Cranial structure has been the starting point for debates about pachycephalosaur behavior. We therefore tested the structural capacity of pachycephalosaur domes to withstand forces of putative intraspecific combat, using finite element analysis (FEA) of representative low- and dome-headed taxa. Our criteria for contradicting the domes' suitability for head-butting are that von Mises (yield) stress exceeds that of bone strength (approximately 300 MPa), and the presence of high stress in bone encompassing the endocranial cavity. We constructed finite element models of the skulls dorsal to the braincase in the flat-headed Homalocephale colathoceros (GI SPS 100/51:
Maryánska and Osmólska 1974) and the largest dome-headed species, Pachycephalosaurus wyomingensis (AMNH 1696:
Brown and Schlaikjer 1943).
Finite element modeling decomposes a continuous field into a mesh of multiple individual elements. In models of solid structures, the elements act analogously to a set of interconnected springs with collective physical properties of the original material. When calculated forces are applied to the finite element model, FEA yields distribution and magnitude of stress (force/area) and strain (proportional deformation) that would have occurred within the mechanically loaded structure.

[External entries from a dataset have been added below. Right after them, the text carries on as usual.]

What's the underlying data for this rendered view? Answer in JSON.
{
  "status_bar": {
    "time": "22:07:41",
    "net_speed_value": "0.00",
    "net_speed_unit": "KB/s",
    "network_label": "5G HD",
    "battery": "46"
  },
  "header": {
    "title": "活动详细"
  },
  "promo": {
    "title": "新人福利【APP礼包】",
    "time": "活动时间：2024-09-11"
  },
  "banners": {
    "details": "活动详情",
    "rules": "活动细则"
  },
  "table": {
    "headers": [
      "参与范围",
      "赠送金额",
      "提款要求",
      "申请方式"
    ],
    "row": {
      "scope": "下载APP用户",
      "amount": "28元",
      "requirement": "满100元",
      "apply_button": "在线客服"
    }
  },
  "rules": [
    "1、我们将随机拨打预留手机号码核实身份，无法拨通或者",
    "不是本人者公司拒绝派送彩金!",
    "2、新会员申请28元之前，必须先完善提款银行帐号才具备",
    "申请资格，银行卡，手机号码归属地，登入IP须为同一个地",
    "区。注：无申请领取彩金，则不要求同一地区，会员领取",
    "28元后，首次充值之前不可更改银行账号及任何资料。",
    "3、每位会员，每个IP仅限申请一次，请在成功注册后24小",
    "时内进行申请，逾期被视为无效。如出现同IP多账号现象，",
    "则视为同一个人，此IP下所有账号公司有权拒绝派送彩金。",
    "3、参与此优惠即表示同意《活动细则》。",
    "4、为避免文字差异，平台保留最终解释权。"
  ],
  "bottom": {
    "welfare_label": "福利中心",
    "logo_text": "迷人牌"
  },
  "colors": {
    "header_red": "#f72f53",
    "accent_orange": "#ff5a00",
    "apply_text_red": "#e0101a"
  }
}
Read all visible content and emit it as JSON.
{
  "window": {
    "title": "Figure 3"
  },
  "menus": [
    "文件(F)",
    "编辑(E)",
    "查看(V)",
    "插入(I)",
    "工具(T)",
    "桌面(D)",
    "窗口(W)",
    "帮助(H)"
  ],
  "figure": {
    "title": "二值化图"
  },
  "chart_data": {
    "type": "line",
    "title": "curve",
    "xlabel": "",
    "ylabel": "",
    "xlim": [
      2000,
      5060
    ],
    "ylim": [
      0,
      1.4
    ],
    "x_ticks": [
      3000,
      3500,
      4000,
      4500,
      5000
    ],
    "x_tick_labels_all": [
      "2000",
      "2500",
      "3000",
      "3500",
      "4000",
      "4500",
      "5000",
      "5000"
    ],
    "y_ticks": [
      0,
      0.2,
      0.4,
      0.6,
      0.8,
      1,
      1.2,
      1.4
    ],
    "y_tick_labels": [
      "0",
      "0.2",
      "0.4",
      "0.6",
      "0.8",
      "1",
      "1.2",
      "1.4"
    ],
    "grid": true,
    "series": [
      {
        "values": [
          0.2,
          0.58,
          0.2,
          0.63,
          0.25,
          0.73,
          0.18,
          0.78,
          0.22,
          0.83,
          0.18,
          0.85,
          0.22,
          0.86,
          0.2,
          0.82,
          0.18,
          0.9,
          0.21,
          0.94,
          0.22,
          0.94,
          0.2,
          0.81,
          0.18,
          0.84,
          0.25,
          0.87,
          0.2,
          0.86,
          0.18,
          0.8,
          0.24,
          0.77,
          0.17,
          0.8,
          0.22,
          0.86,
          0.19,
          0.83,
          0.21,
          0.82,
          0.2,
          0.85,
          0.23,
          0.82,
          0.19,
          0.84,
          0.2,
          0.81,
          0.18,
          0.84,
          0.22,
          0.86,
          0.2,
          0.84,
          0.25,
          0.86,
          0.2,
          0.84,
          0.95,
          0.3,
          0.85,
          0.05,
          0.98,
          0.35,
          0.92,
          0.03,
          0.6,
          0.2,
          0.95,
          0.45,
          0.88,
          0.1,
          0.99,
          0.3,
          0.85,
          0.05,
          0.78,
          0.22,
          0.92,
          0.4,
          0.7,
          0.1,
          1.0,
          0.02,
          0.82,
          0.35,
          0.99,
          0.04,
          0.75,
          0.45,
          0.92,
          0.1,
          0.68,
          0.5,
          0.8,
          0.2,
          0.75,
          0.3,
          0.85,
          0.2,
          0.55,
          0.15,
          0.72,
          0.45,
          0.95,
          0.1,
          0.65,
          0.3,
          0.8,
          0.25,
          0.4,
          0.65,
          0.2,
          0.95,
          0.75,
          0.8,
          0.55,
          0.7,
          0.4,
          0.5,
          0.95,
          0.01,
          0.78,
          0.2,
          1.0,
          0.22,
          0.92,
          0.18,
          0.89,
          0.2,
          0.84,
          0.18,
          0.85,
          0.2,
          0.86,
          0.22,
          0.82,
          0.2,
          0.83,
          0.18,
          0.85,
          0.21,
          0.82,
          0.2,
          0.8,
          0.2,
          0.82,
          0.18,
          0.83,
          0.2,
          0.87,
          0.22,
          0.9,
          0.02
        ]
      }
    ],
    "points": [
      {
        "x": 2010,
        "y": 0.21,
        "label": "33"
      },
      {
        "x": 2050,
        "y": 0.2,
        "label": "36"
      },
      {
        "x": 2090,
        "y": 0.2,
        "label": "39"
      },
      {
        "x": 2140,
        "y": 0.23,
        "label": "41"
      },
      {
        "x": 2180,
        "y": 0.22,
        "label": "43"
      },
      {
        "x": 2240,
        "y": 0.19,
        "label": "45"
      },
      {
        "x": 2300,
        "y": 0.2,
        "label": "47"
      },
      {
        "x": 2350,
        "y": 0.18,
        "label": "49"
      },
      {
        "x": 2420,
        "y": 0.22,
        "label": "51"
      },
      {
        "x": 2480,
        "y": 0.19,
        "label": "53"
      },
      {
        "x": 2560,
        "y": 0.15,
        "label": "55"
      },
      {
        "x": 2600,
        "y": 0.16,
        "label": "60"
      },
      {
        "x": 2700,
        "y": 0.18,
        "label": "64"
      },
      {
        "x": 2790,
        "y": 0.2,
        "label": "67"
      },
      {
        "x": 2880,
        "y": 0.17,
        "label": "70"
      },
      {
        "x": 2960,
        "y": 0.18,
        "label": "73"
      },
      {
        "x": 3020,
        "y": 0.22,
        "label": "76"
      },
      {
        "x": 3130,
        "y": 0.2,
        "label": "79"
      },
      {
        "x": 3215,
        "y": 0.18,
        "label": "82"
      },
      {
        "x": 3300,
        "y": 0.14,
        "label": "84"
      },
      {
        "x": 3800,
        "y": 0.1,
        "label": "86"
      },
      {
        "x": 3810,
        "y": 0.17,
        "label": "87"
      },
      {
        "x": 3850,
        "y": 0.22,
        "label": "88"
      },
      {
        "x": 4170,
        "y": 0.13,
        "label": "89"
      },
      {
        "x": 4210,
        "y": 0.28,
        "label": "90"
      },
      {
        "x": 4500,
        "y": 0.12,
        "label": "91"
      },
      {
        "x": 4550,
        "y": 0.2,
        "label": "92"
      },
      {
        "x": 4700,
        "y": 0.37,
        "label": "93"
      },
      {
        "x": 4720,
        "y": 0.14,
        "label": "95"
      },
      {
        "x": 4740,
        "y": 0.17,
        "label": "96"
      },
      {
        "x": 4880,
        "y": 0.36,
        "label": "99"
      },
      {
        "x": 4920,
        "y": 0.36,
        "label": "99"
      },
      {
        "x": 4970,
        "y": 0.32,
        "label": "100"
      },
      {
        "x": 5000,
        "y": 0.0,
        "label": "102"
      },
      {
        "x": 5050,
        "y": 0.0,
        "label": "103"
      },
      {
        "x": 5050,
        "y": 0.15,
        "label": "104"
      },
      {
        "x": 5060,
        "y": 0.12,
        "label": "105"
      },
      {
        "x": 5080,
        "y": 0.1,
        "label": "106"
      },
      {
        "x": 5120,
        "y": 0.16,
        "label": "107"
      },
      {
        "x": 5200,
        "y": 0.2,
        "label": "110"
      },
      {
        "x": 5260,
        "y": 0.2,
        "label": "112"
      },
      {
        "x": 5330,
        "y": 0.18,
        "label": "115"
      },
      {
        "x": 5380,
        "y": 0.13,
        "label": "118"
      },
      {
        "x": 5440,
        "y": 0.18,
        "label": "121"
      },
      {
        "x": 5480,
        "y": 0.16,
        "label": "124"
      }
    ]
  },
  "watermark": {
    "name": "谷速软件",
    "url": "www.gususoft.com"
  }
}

FEA of pachycephalosaur skulls requires modeling the shape and material properties of their thickened cranial dorsa and determining the impact forces of a simulated collision. Force would vary intertaxonomically and with the speed of an encounter, and material properties could vary histologically even within the skull of an individual. We therefore vary these parameters to encompass possible collision velocities and test for the effects of histological zonation within dome-headed forms.
Tissues of the integument that covered the dome would have been the first to absorb or transmit impact energy. The epidermis of pachycephalosaurs undoubtedly incorporated
-keratin, similar to their extant avian-crocodilian bracket. Although keratin is not as stiff as the mineralized component of bone (Bonser and Purslow 1995,
Shah and Lee 2004), it is a strong and tough material (Bertram and Gosline 1986,
Bonser et al. 2004) that can withstand a great deal of energy before experiencing permanent damage. Keratinization of scales analogous to the covering of crocodilian osteoderms (Vickaryous, personal commun., 2007) may have enabled transmission of collision forces to the dome without significant damage to the integument. Given its frontline role in potential impacts, we incorporate keratinous integument of varying thicknesses into FE simulations of pachycephalosaur head-butting.
Because putative combat behaviors would have been complex affairs, we term the magnitude of each collision velocity a "closing speed" that accommodates multiple combinations of approach velocities in the antagonists. The effects of a head-on closing speed of 5 m/s, for example, would be the same if both animals approached at 2.5 m/s, if one charged at 5 m/s as another held its ground, or if one approached even faster as the other retreated. (For simulations of head-on collisions, signs of velocity vectors would be opposite.) Additionally, by simulating forces of an impact to the side of a Pachycephalosaurus dome, we examined the possible effects on the dome if one animal collided obliquely with another.
Whether evidence ultimately favors combat or display functions of pachycephalosaur domes, their features can be traced phylogenetically to explore the structure's evolution through the clade. We therefore sought to complement the character optimization of
Maryánska et al. (2004) by running a phylogenetic analysis of their included taxa. If the dome lacked a mechanical function and was primarily for species recognition, we might expect it to diminish in size as other, visually stimulating ornamentation accrued through pachycephalosaur evolution. To test this hypothesis, we mapped dome features and other "species recognition" characters from
Maryánska et al. (2004) onto the results of our phylogenetic analysis.